Judge Rachel Bell of the General Sessions Court of Nashville-Davidson County launched the L.E.G.A.C.Y. Housing Resource Diversionary Court Program to help tenants avoid eviction through settlements with their landlords. The program uses CARES Act funds to provide rental assistance. Over 1,800 pending eviction cases are pending in the Nashville area.


Texas Housers discusses Houston’s grace period eviction ordinance, explaining why it was enacted too late for many renters and how it should be improved.


Utahns in need of rental assistance will have to wait until the state launches its new application process. Applications have been on hold to ensure that new federal guidelines for the rental relief funds are met. Beginning March 15, Utahns can apply through a single, centralized online application. Applicants must request funds from local community action agencies.


Family Crisis Support Services (FCSS) in Southwest Virginia has been awarded $200,000 from the $2.6 million Virginia Eviction Reduction Program.
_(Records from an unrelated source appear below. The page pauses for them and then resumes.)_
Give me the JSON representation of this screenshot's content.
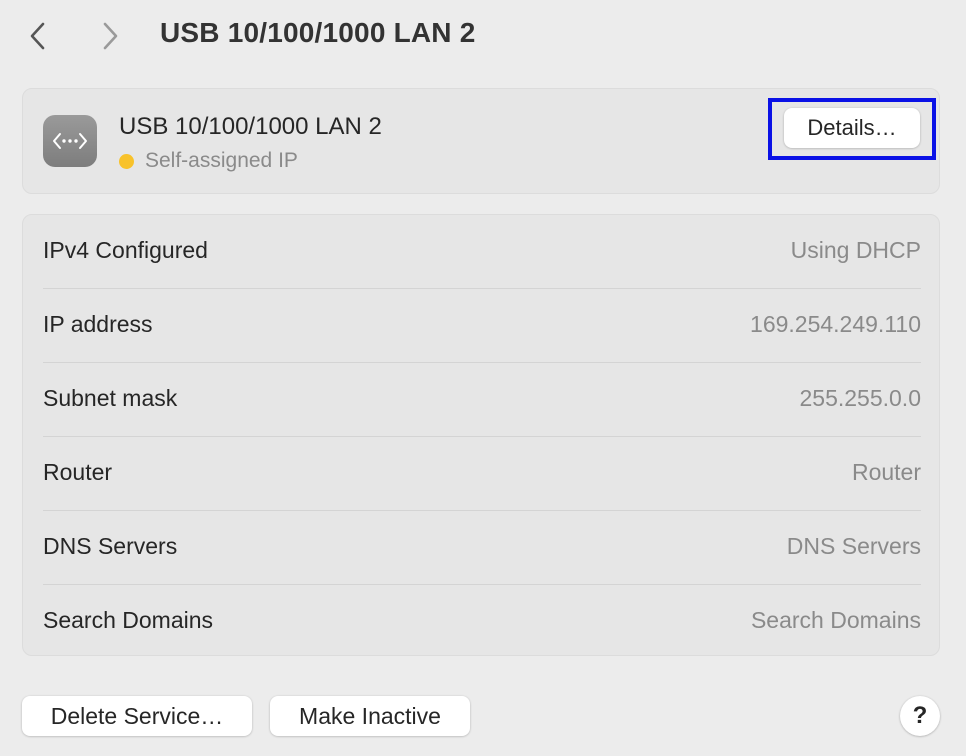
{
  "header": {
    "title": "USB 10/100/1000 LAN 2",
    "back_icon": "chevron-left-icon",
    "forward_icon": "chevron-right-icon"
  },
  "service": {
    "name": "USB 10/100/1000 LAN 2",
    "icon": "ethernet-icon",
    "status": "Self-assigned IP",
    "status_color": "#f8c22b",
    "details_label": "Details…",
    "highlight_color": "#0a11e6"
  },
  "info": {
    "rows": [
      {
        "label": "IPv4 Configured",
        "value": "Using DHCP"
      },
      {
        "label": "IP address",
        "value": "169.254.249.110"
      },
      {
        "label": "Subnet mask",
        "value": "255.255.0.0"
      },
      {
        "label": "Router",
        "value": "Router"
      },
      {
        "label": "DNS Servers",
        "value": "DNS Servers"
      },
      {
        "label": "Search Domains",
        "value": "Search Domains"
      }
    ]
  },
  "footer": {
    "delete_label": "Delete Service…",
    "inactive_label": "Make Inactive",
    "help_label": "?"
  }
}
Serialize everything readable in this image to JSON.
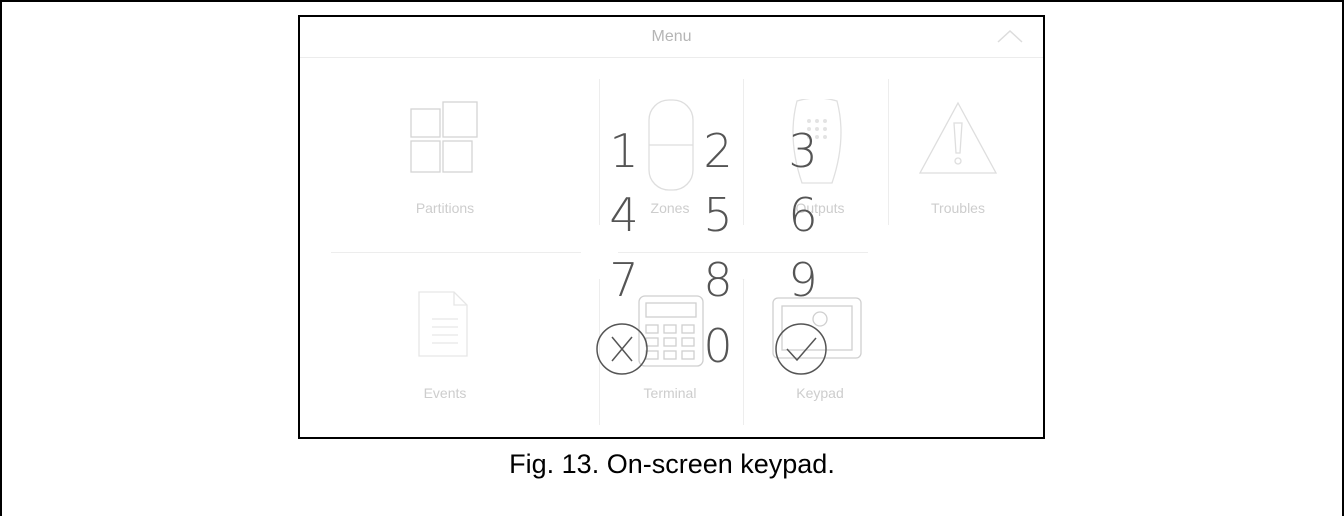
{
  "menu": {
    "title": "Menu",
    "tiles": [
      {
        "label": "Partitions",
        "icon": "partitions-icon"
      },
      {
        "label": "Zones",
        "icon": "zones-icon"
      },
      {
        "label": "Outputs",
        "icon": "outputs-icon"
      },
      {
        "label": "Troubles",
        "icon": "troubles-icon"
      },
      {
        "label": "Events",
        "icon": "events-icon"
      },
      {
        "label": "Terminal",
        "icon": "terminal-icon"
      },
      {
        "label": "Keypad",
        "icon": "keypad-icon"
      }
    ]
  },
  "keypad": {
    "keys": [
      "1",
      "2",
      "3",
      "4",
      "5",
      "6",
      "7",
      "8",
      "9",
      "0"
    ],
    "cancel_icon": "cancel-icon",
    "confirm_icon": "confirm-icon"
  },
  "caption": "Fig. 13. On-screen keypad.",
  "colors": {
    "key_text": "#555555",
    "faded_label": "#cdcdcd",
    "frame": "#000000"
  }
}
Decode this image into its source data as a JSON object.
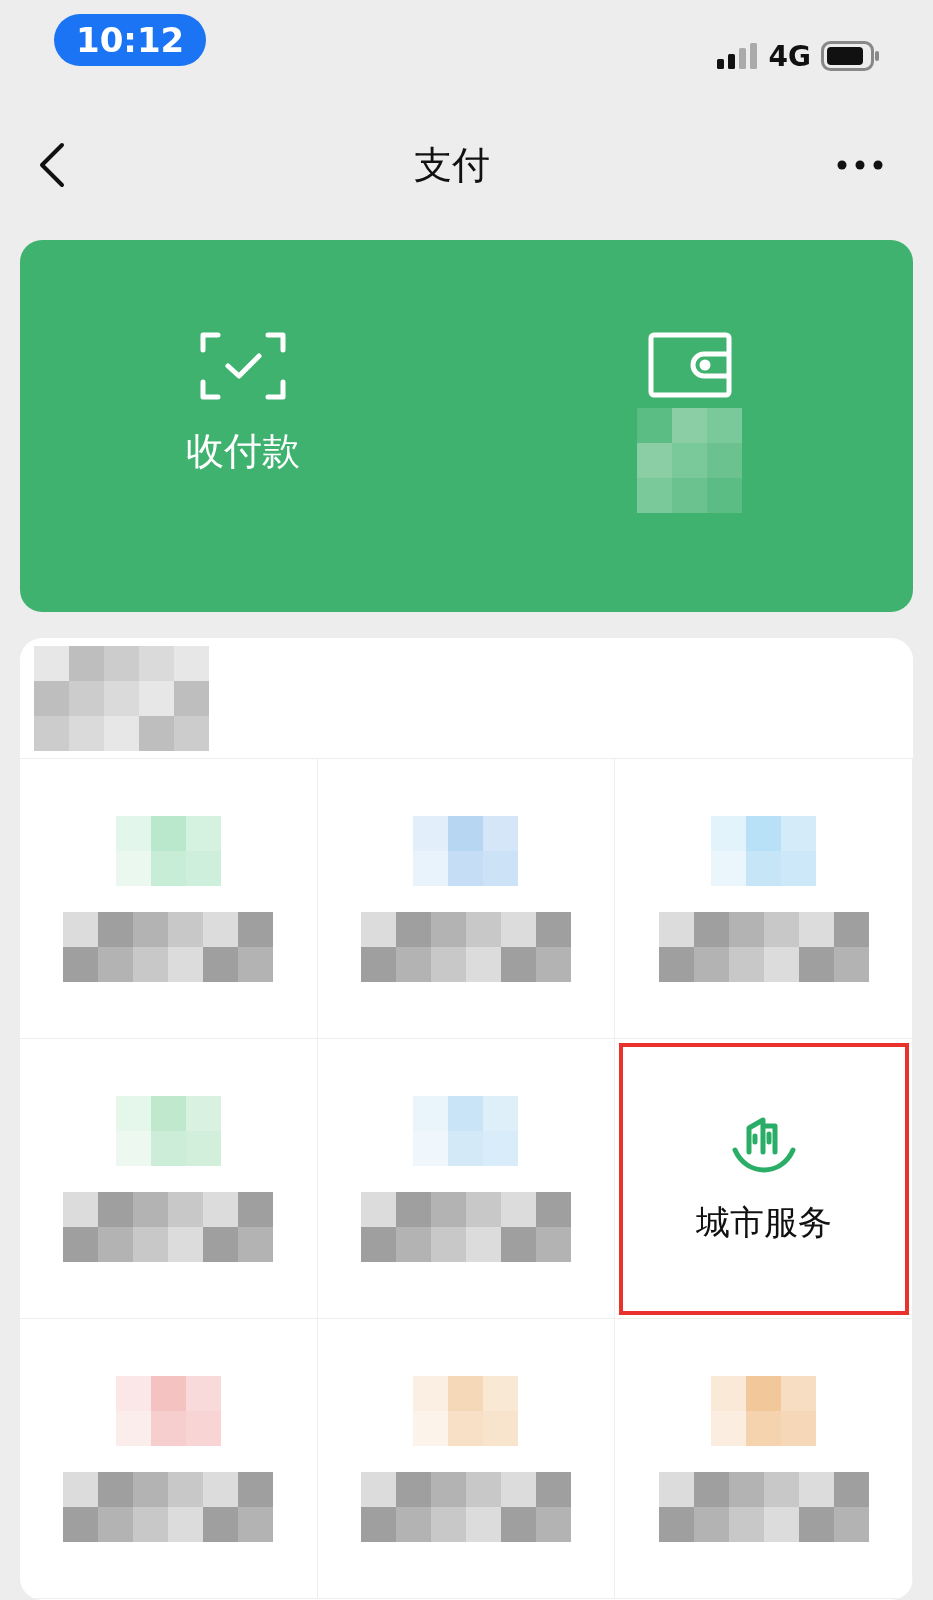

While FCSS has provided eviction prevention and homelessness services long before the pandemic, COVID-19 has exacerbated the area’s housing crisis. “The affordable housing crisis predates the COVID-19 pandemic, and we have to address the underlying causes of evictions if we want to emerge stronger and continue moving Virginia forward,” said Governor Ralph Northam during the grant announcement.


The Seattle Times reports that state lawmakers on March 4 advanced a proposal requiring payment plans and other protections for tenants who have fallen behind on rent. The legislation, which must still pass the state House of Representatives, comes as the statewide eviction moratorium is set to expire on March 31 and more than 134,000 Washington households are behind on rent.